The current practice of using venture funding to conduct technology Research and Development (R&D) is so pervasive and powerful that it leads us to assume that big companies cannot develop successful new technologies. Rather, they’re so slow and bureaucratic that’s it’s preferable for them to sit back and wait until they can overpay for some hip startup and its patents.
This is a fallacy, though the knock on big companies is not entirely without merit. Big companies can be extremely effective in technology R&D. Major corporate research centers were once predominant. In the 1950s, Bell Labs invented the transistor and IBM created the first commercially viable mainframe computer. However, by the early 1960s, the era of Fortune 500 R&D was starting to lose its momentum.
The publication of Kurt Vonnegut’s novel, Cat’s Cradle, in 1963 marked the beginning of end of the idea that big companies could create anything of value. In that book, the lab at a fictitious company called General Foundry developed a substance known as “Ice 9” which accidentally kills off the entire human race. It’s been downhill since then. Today, the prevailing view is that R&D is best left to young, innovative types in small, lean organizations—where they can eat pizza and be geniuses.
In that book, the lab at a fictitious company called General Foundry developed a substance known as “Ice 9” which accidentally kills off the entire human race. It’s been downhill since then.
When a big company wants to innovate, however, the process can be impressive to watch. NTT Research, for example, recently announced that it was collaborating with UCLA and Georgetown on cryptography and Blockchain. The company is entering into a five-year agreement with UCLA to research the theoretical aspects of cryptography. A three-year agreement with Georgetown will take advantage of a global scale testbed for research into Blockchain. As NTT announced, “Both involve the use of mathematical theory to prove security levels and enable greater system reliability.”
For background, NTT is the current incarnation of the old Nippon Telegraph and Telephone, the Japanese phone company. While NTT still offers phone service in Japan, it has transformed itself into a global technology player. NTT Limited comprises 31 operating companies in 78 countries. They run data centers and cybersecurity operations centers on multiple continents. NTT Ventures invests in early-stage ventures, looking to capitalize in trends in the two to three-year time horizon.
With a staff of 5,500 and a $3.6 billion budget, they are investing in programs that might bear fruit in the five to ten-year timeframe. This is where the advantages of size, maturity and organization become clear.

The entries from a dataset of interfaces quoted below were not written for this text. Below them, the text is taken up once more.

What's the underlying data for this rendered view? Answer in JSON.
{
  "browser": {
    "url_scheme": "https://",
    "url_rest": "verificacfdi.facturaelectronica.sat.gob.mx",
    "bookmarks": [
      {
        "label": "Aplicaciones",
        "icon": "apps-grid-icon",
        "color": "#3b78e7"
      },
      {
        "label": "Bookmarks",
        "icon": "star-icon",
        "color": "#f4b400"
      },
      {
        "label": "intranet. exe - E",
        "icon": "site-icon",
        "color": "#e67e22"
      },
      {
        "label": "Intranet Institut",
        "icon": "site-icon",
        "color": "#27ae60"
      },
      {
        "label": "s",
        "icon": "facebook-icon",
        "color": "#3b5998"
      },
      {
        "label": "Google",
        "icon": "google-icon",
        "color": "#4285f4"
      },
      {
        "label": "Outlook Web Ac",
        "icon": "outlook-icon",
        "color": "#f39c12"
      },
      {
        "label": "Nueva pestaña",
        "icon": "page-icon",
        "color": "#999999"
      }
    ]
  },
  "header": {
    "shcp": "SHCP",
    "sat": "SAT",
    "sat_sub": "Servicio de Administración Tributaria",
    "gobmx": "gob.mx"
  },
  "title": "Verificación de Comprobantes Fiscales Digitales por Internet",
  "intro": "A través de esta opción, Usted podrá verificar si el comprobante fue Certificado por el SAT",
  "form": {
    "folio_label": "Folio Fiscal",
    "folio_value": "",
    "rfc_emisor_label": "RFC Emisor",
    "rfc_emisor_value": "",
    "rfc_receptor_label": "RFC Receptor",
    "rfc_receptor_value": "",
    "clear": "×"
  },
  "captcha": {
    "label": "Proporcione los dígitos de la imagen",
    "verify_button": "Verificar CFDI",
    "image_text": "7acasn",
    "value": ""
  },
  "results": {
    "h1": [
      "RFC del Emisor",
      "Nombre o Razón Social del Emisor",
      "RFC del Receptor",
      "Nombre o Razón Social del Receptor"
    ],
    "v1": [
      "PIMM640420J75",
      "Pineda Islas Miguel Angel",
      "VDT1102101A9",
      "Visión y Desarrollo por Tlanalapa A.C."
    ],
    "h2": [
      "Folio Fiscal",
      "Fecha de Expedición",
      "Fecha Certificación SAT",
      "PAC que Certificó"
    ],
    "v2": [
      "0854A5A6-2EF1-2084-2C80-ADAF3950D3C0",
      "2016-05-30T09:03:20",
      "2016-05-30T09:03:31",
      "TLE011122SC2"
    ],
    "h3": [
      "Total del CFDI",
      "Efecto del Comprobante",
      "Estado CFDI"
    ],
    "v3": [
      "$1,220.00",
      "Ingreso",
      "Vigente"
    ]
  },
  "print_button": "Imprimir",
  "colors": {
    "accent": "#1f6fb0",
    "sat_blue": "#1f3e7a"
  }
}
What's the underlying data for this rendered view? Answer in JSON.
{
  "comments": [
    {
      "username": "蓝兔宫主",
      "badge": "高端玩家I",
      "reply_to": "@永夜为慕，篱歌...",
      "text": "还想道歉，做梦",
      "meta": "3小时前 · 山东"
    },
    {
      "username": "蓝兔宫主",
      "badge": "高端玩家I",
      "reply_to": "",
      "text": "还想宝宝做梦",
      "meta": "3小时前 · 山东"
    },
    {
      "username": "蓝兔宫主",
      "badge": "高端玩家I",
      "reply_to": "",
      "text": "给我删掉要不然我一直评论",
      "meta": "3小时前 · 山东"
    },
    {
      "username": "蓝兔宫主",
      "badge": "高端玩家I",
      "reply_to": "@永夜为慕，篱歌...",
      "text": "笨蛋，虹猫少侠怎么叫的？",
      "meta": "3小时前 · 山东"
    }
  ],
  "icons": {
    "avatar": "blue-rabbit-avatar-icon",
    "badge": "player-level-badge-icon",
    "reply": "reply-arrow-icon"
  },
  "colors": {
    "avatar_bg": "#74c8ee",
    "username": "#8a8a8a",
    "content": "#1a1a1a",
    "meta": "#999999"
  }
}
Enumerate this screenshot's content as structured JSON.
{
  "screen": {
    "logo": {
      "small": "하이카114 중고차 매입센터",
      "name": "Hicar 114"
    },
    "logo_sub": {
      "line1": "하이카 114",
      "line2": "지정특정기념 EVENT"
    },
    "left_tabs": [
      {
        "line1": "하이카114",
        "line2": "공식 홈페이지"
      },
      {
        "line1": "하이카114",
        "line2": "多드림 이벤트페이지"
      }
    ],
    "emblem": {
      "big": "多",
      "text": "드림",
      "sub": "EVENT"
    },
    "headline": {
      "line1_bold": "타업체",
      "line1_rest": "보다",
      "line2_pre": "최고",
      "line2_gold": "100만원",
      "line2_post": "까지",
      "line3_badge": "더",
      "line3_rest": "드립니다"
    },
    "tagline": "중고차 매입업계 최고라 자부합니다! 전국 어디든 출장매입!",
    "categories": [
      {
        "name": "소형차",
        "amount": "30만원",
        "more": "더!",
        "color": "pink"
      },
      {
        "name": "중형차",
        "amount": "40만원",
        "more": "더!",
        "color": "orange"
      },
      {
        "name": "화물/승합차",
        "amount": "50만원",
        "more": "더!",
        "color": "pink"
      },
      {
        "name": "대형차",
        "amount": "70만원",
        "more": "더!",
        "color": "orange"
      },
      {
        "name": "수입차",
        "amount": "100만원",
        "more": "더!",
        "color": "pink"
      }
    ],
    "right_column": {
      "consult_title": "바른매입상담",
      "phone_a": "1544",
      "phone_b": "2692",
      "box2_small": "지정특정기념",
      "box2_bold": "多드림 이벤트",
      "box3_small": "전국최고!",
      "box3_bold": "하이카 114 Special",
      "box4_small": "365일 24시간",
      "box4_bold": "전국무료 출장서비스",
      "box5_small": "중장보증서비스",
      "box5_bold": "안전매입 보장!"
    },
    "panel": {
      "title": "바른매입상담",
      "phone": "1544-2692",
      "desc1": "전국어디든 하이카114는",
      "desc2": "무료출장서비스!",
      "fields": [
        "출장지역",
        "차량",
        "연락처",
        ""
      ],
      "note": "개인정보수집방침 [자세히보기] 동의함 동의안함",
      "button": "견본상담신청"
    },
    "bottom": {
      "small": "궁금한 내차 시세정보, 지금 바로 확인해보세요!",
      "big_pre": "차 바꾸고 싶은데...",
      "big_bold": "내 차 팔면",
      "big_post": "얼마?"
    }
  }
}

NTT Research takes a longer view. With a staff of 5,500 and a $3.6 billion budget, they are investing in programs that might bear fruit in the five to ten-year timeframe. This is where the advantages of size, maturity and organization become clear. A startup, under pressure from venture capital investors, will have trouble spending five years in an academic partnership that may or may not produce anything of commercial value. NTT can undertake projects of this scope and duration.
The cryptographic research, for example, is looking at the impact of quantum computing on encryption. “I think most of us understand that encryption as we know it today is about to become completely worthless in the face of quantum computers,” said Kazuhiro Gomi, President and CEO NTT Research. “The question is what shall we do about it? Solving this problem will take time and not a small amount of effort and focus.”
“The encrypt-it-all with one key approach has its flaws. To keep information confidential, we have to start thinking differently about how we use keys.” – Kazuhiro Gomi, President and CEO NTT Research
NTT is also working with its academic partners on partial encryption processes. “The encrypt-it-all with one key approach has its flaws,” Gomi added. “To keep information confidential, we have to start thinking differently about how we use keys, perhaps employing multiple keys working in combination—to name just one of many different ideas we are researching with our academic partners.”
NTT has the ability to spend more time and money on these questions than an early stage venture. They still have the familiar big company challenge of commercialization and so forth. Those don’t go away, but their work with UCLA and Georgetown illustrate the appeal of the big company R&D model. It may be making a comeback.